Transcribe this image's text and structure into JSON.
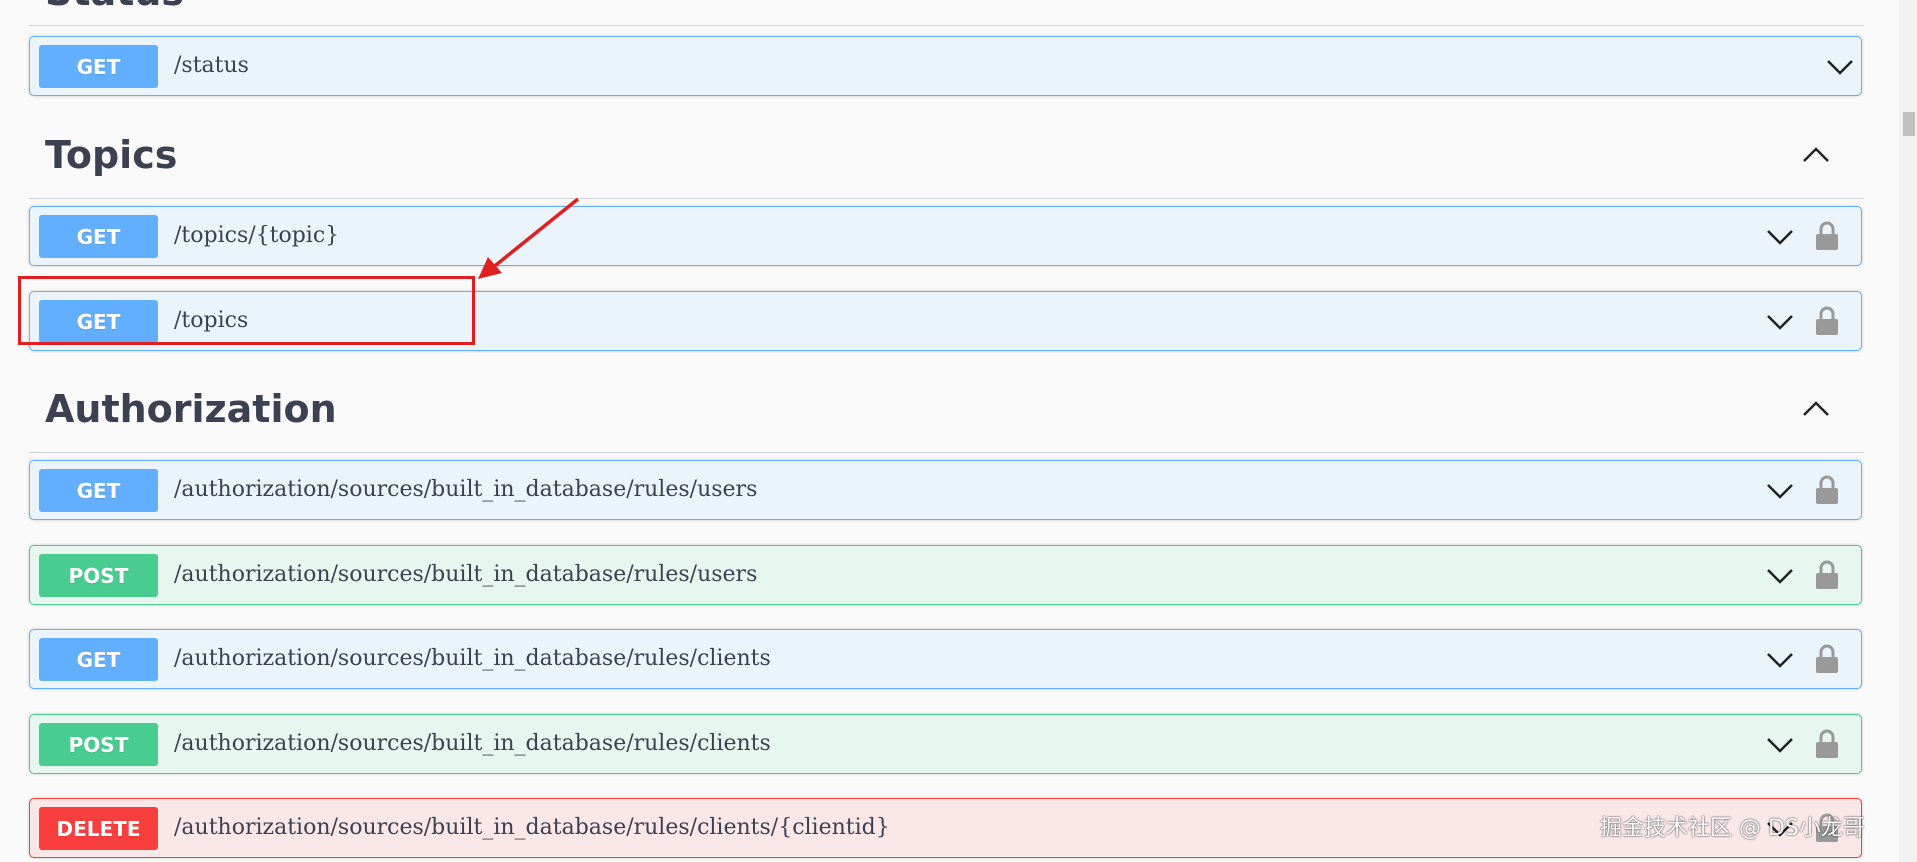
{
  "partial_section": {
    "title": "Status"
  },
  "operations_status": [
    {
      "method": "GET",
      "path": "/status",
      "locked": false
    }
  ],
  "sections": [
    {
      "title": "Topics",
      "operations": [
        {
          "method": "GET",
          "path": "/topics/{topic}",
          "locked": true
        },
        {
          "method": "GET",
          "path": "/topics",
          "locked": true
        }
      ]
    },
    {
      "title": "Authorization",
      "operations": [
        {
          "method": "GET",
          "path": "/authorization/sources/built_in_database/rules/users",
          "locked": true
        },
        {
          "method": "POST",
          "path": "/authorization/sources/built_in_database/rules/users",
          "locked": true
        },
        {
          "method": "GET",
          "path": "/authorization/sources/built_in_database/rules/clients",
          "locked": true
        },
        {
          "method": "POST",
          "path": "/authorization/sources/built_in_database/rules/clients",
          "locked": true
        },
        {
          "method": "DELETE",
          "path": "/authorization/sources/built_in_database/rules/clients/{clientid}",
          "locked": true
        }
      ]
    }
  ],
  "watermark": "掘金技术社区 @ DS小龙哥",
  "colors": {
    "get": "#61affe",
    "post": "#49cc90",
    "delete": "#f93e3e",
    "annotation": "#e02020"
  },
  "icons": {
    "expand": "chevron-down-icon",
    "collapse": "chevron-up-icon",
    "lock": "lock-icon"
  }
}
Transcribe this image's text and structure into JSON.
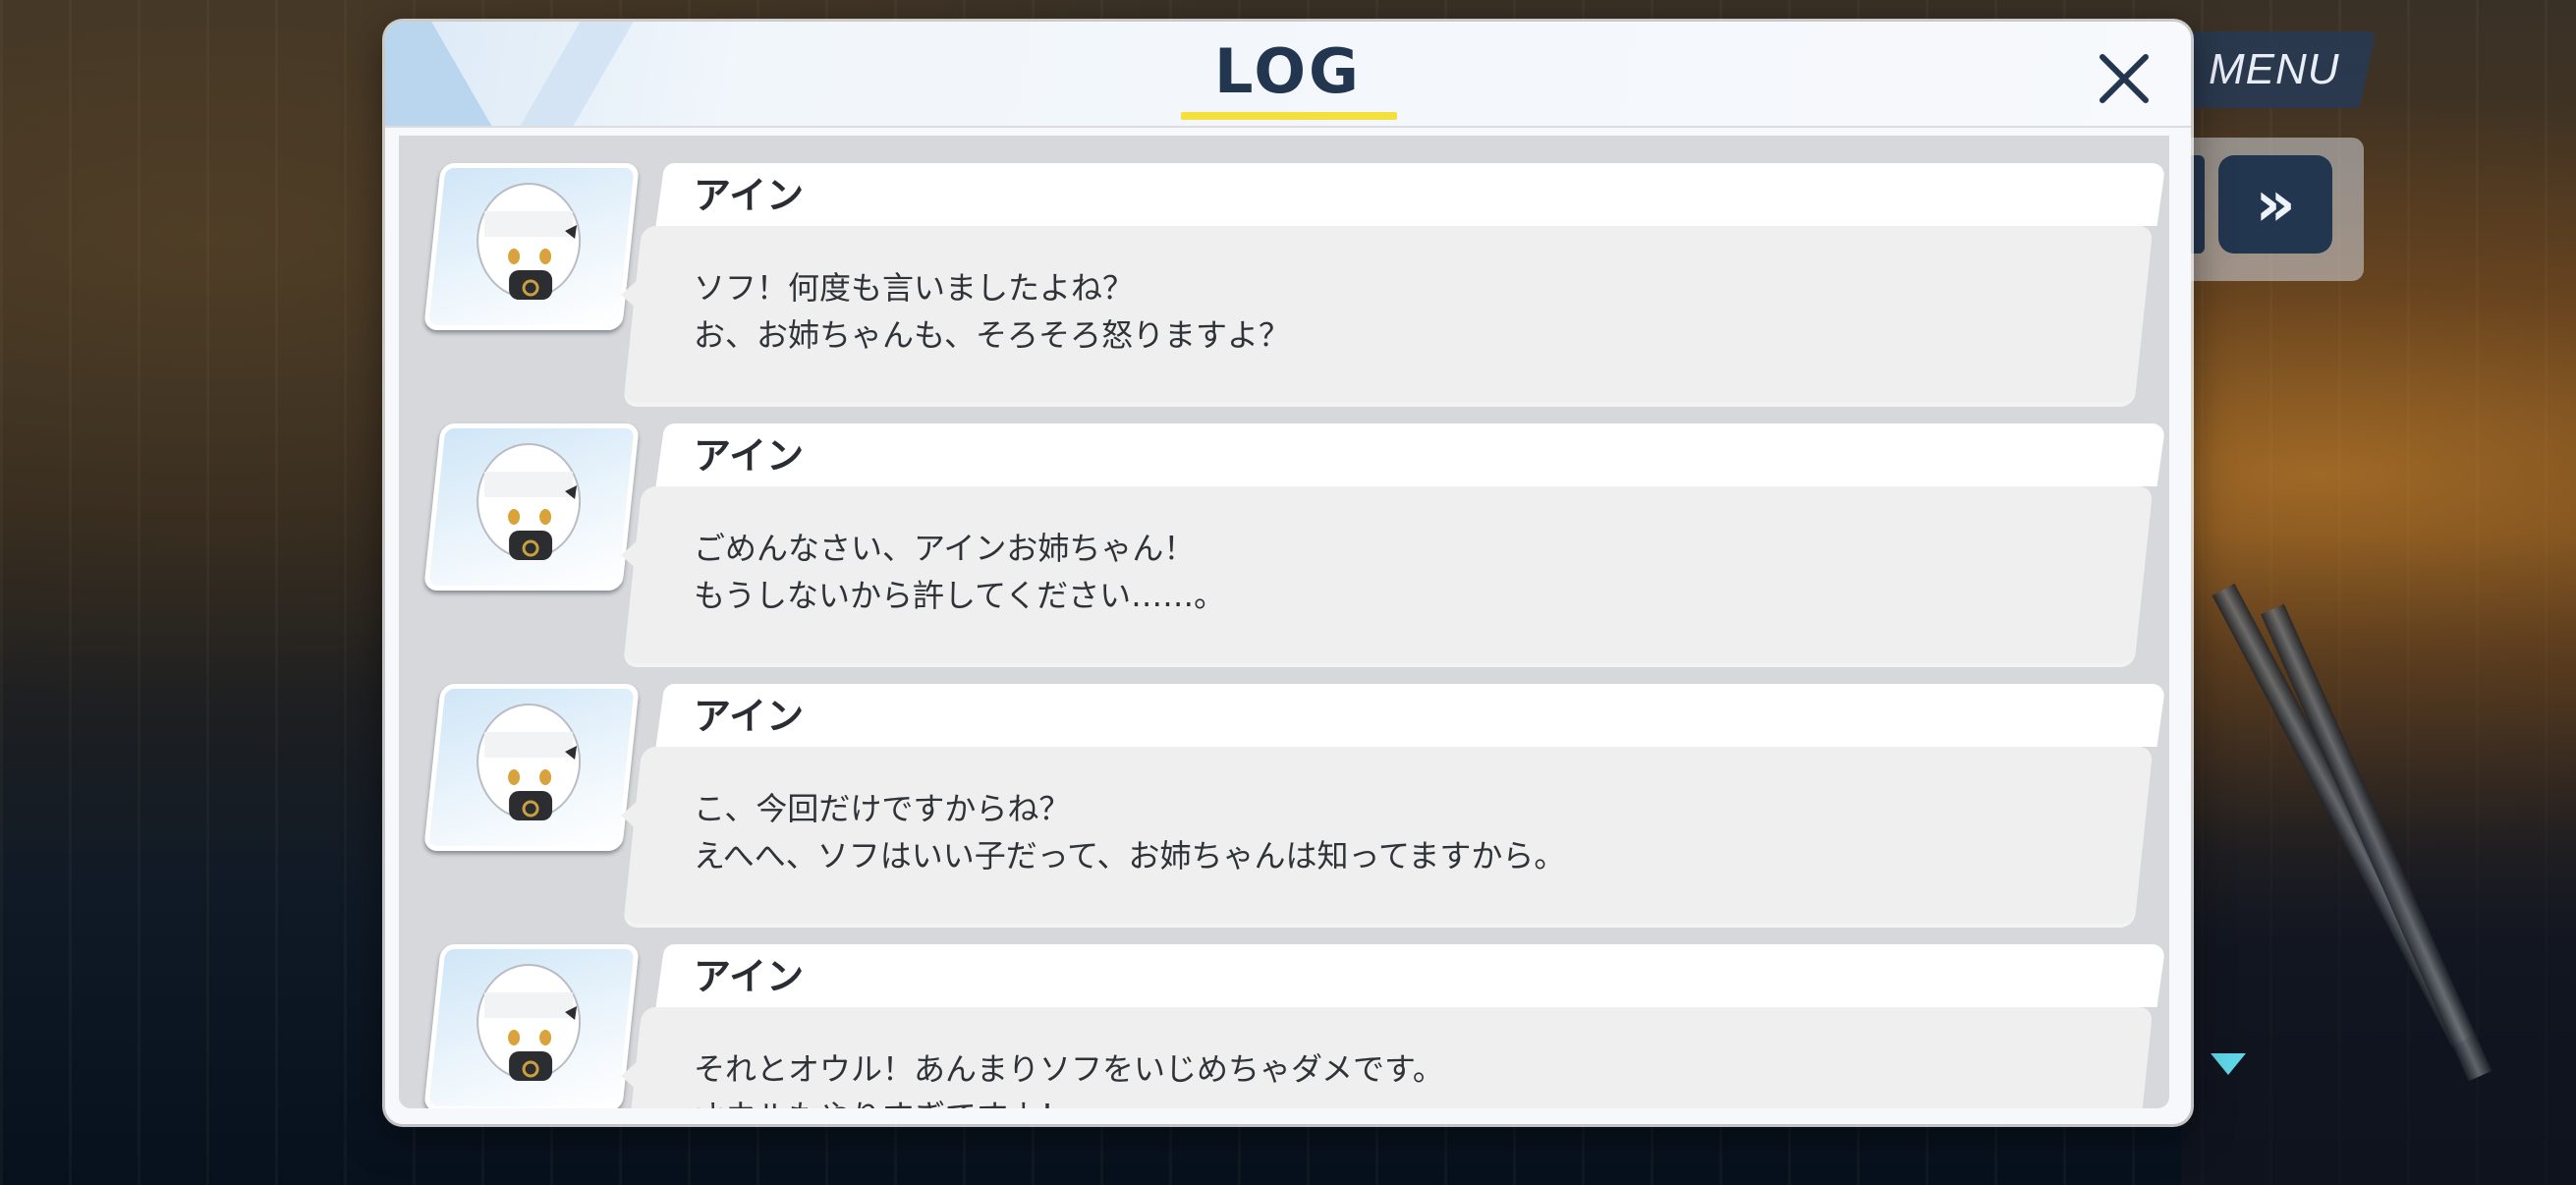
{
  "background": {
    "menu_label": "MENU",
    "skip_label": "»"
  },
  "modal": {
    "title": "LOG",
    "close_icon": "close-icon",
    "accent": "#f3e03a"
  },
  "entries": [
    {
      "speaker": "アイン",
      "lines": [
        "ソフ！何度も言いましたよね？",
        "お、お姉ちゃんも、そろそろ怒りますよ？"
      ]
    },
    {
      "speaker": "アイン",
      "lines": [
        "ごめんなさい、アインお姉ちゃん！",
        "もうしないから許してください……。"
      ]
    },
    {
      "speaker": "アイン",
      "lines": [
        "こ、今回だけですからね？",
        "えへへ、ソフはいい子だって、お姉ちゃんは知ってますから。"
      ]
    },
    {
      "speaker": "アイン",
      "lines": [
        "それとオウル！あんまりソフをいじめちゃダメです。",
        "オウルもやりすぎですよ！"
      ]
    }
  ]
}
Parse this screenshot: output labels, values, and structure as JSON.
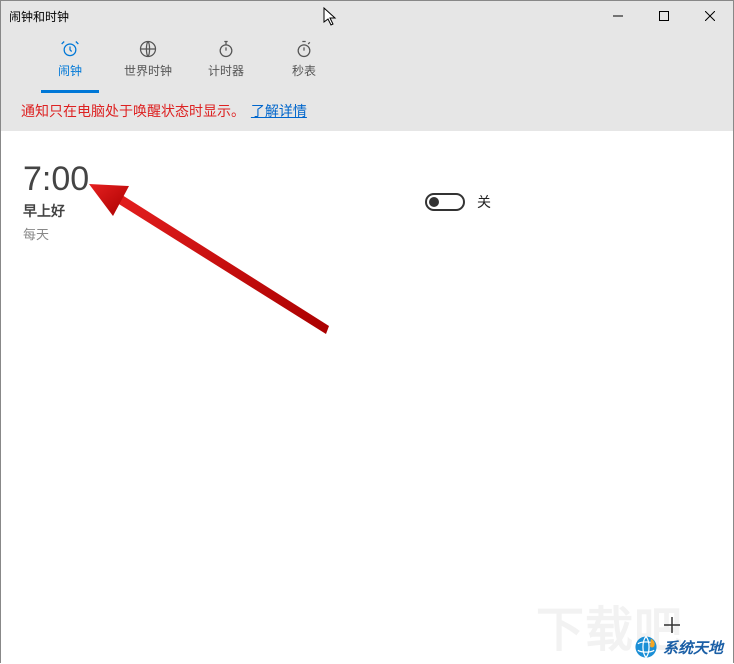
{
  "window": {
    "title": "闹钟和时钟"
  },
  "tabs": {
    "alarm": "闹钟",
    "world_clock": "世界时钟",
    "timer": "计时器",
    "stopwatch": "秒表"
  },
  "notice": {
    "text": "通知只在电脑处于唤醒状态时显示。",
    "link": "了解详情"
  },
  "alarm": {
    "time": "7:00",
    "name": "早上好",
    "repeat": "每天",
    "state_label": "关"
  },
  "watermark": {
    "text": "系统天地"
  }
}
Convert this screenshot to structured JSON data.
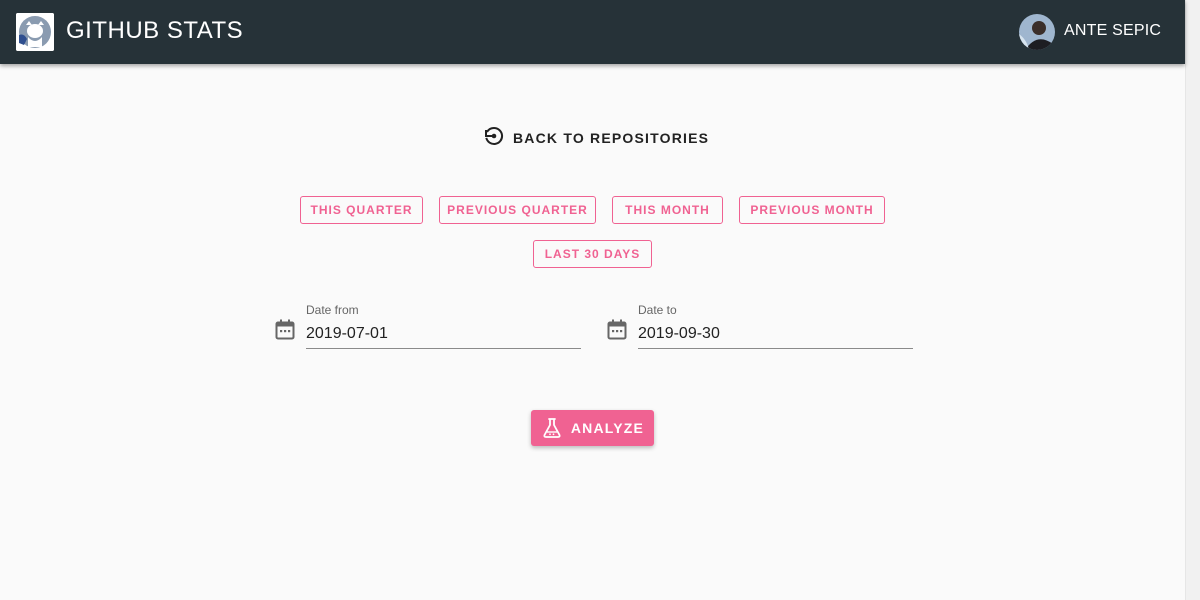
{
  "header": {
    "title": "GITHUB STATS",
    "logo_icon": "github-octocat-icon",
    "user_name": "ANTE SEPIC",
    "avatar_icon": "user-avatar",
    "background": "#263238"
  },
  "back_link": {
    "label": "BACK TO REPOSITORIES",
    "icon": "history-back-icon"
  },
  "range_buttons": [
    {
      "label": "THIS QUARTER"
    },
    {
      "label": "PREVIOUS QUARTER"
    },
    {
      "label": "THIS MONTH"
    },
    {
      "label": "PREVIOUS MONTH"
    },
    {
      "label": "LAST 30 DAYS"
    }
  ],
  "date_from": {
    "label": "Date from",
    "value": "2019-07-01",
    "icon": "calendar-icon"
  },
  "date_to": {
    "label": "Date to",
    "value": "2019-09-30",
    "icon": "calendar-icon"
  },
  "analyze": {
    "label": "ANALYZE",
    "icon": "flask-icon"
  },
  "colors": {
    "accent": "#f06292",
    "page_background": "#fafafa"
  }
}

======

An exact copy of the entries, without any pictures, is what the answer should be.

Transcribe this image's text and structure into JSON.
{
  "partial_section": {
    "title": "Status"
  },
  "operations_status": [
    {
      "method": "GET",
      "path": "/status",
      "locked": false
    }
  ],
  "sections": [
    {
      "title": "Topics",
      "operations": [
        {
          "method": "GET",
          "path": "/topics/{topic}",
          "locked": true
        },
        {
          "method": "GET",
          "path": "/topics",
          "locked": true
        }
      ]
    },
    {
      "title": "Authorization",
      "operations": [
        {
          "method": "GET",
          "path": "/authorization/sources/built_in_database/rules/users",
          "locked": true
        },
        {
          "method": "POST",
          "path": "/authorization/sources/built_in_database/rules/users",
          "locked": true
        },
        {
          "method": "GET",
          "path": "/authorization/sources/built_in_database/rules/clients",
          "locked": true
        },
        {
          "method": "POST",
          "path": "/authorization/sources/built_in_database/rules/clients",
          "locked": true
        },
        {
          "method": "DELETE",
          "path": "/authorization/sources/built_in_database/rules/clients/{clientid}",
          "locked": true
        }
      ]
    }
  ],
  "watermark": "掘金技术社区 @ DS小龙哥",
  "colors": {
    "get": "#61affe",
    "post": "#49cc90",
    "delete": "#f93e3e",
    "annotation": "#e02020"
  },
  "icons": {
    "expand": "chevron-down-icon",
    "collapse": "chevron-up-icon",
    "lock": "lock-icon"
  }
}
Transcribe this image's text and structure into JSON.
{
  "background": {
    "menu_label": "MENU",
    "skip_label": "»"
  },
  "modal": {
    "title": "LOG",
    "close_icon": "close-icon",
    "accent": "#f3e03a"
  },
  "entries": [
    {
      "speaker": "アイン",
      "lines": [
        "ソフ！何度も言いましたよね？",
        "お、お姉ちゃんも、そろそろ怒りますよ？"
      ]
    },
    {
      "speaker": "アイン",
      "lines": [
        "ごめんなさい、アインお姉ちゃん！",
        "もうしないから許してください……。"
      ]
    },
    {
      "speaker": "アイン",
      "lines": [
        "こ、今回だけですからね？",
        "えへへ、ソフはいい子だって、お姉ちゃんは知ってますから。"
      ]
    },
    {
      "speaker": "アイン",
      "lines": [
        "それとオウル！あんまりソフをいじめちゃダメです。",
        "オウルもやりすぎですよ！"
      ]
    }
  ]
}
Parse this screenshot: output labels, values, and structure as JSON.
{
  "window": {
    "title": "闹钟和时钟"
  },
  "tabs": {
    "alarm": "闹钟",
    "world_clock": "世界时钟",
    "timer": "计时器",
    "stopwatch": "秒表"
  },
  "notice": {
    "text": "通知只在电脑处于唤醒状态时显示。",
    "link": "了解详情"
  },
  "alarm": {
    "time": "7:00",
    "name": "早上好",
    "repeat": "每天",
    "state_label": "关"
  },
  "watermark": {
    "text": "系统天地"
  }
}
Convert this screenshot to structured JSON data.
{
  "header": {
    "title": "GITHUB STATS",
    "logo_icon": "github-octocat-icon",
    "user_name": "ANTE SEPIC",
    "avatar_icon": "user-avatar",
    "background": "#263238"
  },
  "back_link": {
    "label": "BACK TO REPOSITORIES",
    "icon": "history-back-icon"
  },
  "range_buttons": [
    {
      "label": "THIS QUARTER"
    },
    {
      "label": "PREVIOUS QUARTER"
    },
    {
      "label": "THIS MONTH"
    },
    {
      "label": "PREVIOUS MONTH"
    },
    {
      "label": "LAST 30 DAYS"
    }
  ],
  "date_from": {
    "label": "Date from",
    "value": "2019-07-01",
    "icon": "calendar-icon"
  },
  "date_to": {
    "label": "Date to",
    "value": "2019-09-30",
    "icon": "calendar-icon"
  },
  "analyze": {
    "label": "ANALYZE",
    "icon": "flask-icon"
  },
  "colors": {
    "accent": "#f06292",
    "page_background": "#fafafa"
  }
}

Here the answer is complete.